What to do: Output all records precisely as written.

Top of Available data

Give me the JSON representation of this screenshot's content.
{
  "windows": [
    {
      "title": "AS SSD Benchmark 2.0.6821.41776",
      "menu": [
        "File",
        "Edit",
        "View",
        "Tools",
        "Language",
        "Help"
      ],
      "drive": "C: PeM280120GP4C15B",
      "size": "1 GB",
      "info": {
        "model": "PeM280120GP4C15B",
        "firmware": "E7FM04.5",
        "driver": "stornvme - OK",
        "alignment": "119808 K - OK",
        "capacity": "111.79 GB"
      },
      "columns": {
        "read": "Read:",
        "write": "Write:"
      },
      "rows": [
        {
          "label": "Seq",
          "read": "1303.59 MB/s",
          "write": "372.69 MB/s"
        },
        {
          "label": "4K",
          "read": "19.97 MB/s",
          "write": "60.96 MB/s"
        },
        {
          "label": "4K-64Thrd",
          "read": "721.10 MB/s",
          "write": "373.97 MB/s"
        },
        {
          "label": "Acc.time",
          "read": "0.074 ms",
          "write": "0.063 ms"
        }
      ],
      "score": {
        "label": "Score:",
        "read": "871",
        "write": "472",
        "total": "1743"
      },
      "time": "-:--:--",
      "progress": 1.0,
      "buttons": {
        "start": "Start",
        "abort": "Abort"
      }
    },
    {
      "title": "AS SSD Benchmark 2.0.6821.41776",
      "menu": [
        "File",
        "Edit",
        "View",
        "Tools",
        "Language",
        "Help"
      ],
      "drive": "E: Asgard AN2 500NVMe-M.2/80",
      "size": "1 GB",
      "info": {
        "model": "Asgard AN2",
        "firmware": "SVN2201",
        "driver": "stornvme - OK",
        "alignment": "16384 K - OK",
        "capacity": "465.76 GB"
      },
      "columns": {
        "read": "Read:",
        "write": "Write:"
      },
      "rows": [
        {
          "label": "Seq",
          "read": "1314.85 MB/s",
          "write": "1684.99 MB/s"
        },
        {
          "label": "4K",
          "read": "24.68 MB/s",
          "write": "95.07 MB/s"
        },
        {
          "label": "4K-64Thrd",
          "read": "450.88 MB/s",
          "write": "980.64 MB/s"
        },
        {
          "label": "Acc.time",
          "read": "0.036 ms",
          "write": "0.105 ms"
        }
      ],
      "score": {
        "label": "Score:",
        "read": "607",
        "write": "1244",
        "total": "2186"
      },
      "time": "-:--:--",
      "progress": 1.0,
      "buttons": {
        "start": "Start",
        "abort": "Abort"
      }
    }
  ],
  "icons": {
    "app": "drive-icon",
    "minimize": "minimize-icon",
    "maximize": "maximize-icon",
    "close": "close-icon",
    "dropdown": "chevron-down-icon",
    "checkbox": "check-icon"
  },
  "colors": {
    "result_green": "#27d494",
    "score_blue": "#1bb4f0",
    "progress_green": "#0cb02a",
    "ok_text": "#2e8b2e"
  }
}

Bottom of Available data

Output of the exercise:
Give me the JSON representation of this screenshot's content.
{
  "windows": [
    {
      "title": "AS SSD Benchmark 2.0.6821.41776",
      "menu": [
        "File",
        "Edit",
        "View",
        "Tools",
        "Language",
        "Help"
      ],
      "drive": "C: PeM280120GP4C15B",
      "size": "1 GB",
      "info": {
        "model": "PeM280120GP4C15B",
        "firmware": "E7FM04.5",
        "driver": "stornvme - OK",
        "alignment": "119808 K - OK",
        "capacity": "111.79 GB"
      },
      "columns": {
        "read": "Read:",
        "write": "Write:"
      },
      "rows": [
        {
          "label": "Seq",
          "read": "1303.59 MB/s",
          "write": "372.69 MB/s"
        },
        {
          "label": "4K",
          "read": "19.97 MB/s",
          "write": "60.96 MB/s"
        },
        {
          "label": "4K-64Thrd",
          "read": "721.10 MB/s",
          "write": "373.97 MB/s"
        },
        {
          "label": "Acc.time",
          "read": "0.074 ms",
          "write": "0.063 ms"
        }
      ],
      "score": {
        "label": "Score:",
        "read": "871",
        "write": "472",
        "total": "1743"
      },
      "time": "-:--:--",
      "progress": 1.0,
      "buttons": {
        "start": "Start",
        "abort": "Abort"
      }
    },
    {
      "title": "AS SSD Benchmark 2.0.6821.41776",
      "menu": [
        "File",
        "Edit",
        "View",
        "Tools",
        "Language",
        "Help"
      ],
      "drive": "E: Asgard AN2 500NVMe-M.2/80",
      "size": "1 GB",
      "info": {
        "model": "Asgard AN2",
        "firmware": "SVN2201",
        "driver": "stornvme - OK",
        "alignment": "16384 K - OK",
        "capacity": "465.76 GB"
      },
      "columns": {
        "read": "Read:",
        "write": "Write:"
      },
      "rows": [
        {
          "label": "Seq",
          "read": "1314.85 MB/s",
          "write": "1684.99 MB/s"
        },
        {
          "label": "4K",
          "read": "24.68 MB/s",
          "write": "95.07 MB/s"
        },
        {
          "label": "4K-64Thrd",
          "read": "450.88 MB/s",
          "write": "980.64 MB/s"
        },
        {
          "label": "Acc.time",
          "read": "0.036 ms",
          "write": "0.105 ms"
        }
      ],
      "score": {
        "label": "Score:",
        "read": "607",
        "write": "1244",
        "total": "2186"
      },
      "time": "-:--:--",
      "progress": 1.0,
      "buttons": {
        "start": "Start",
        "abort": "Abort"
      }
    }
  ],
  "icons": {
    "app": "drive-icon",
    "minimize": "minimize-icon",
    "maximize": "maximize-icon",
    "close": "close-icon",
    "dropdown": "chevron-down-icon",
    "checkbox": "check-icon"
  },
  "colors": {
    "result_green": "#27d494",
    "score_blue": "#1bb4f0",
    "progress_green": "#0cb02a",
    "ok_text": "#2e8b2e"
  }
}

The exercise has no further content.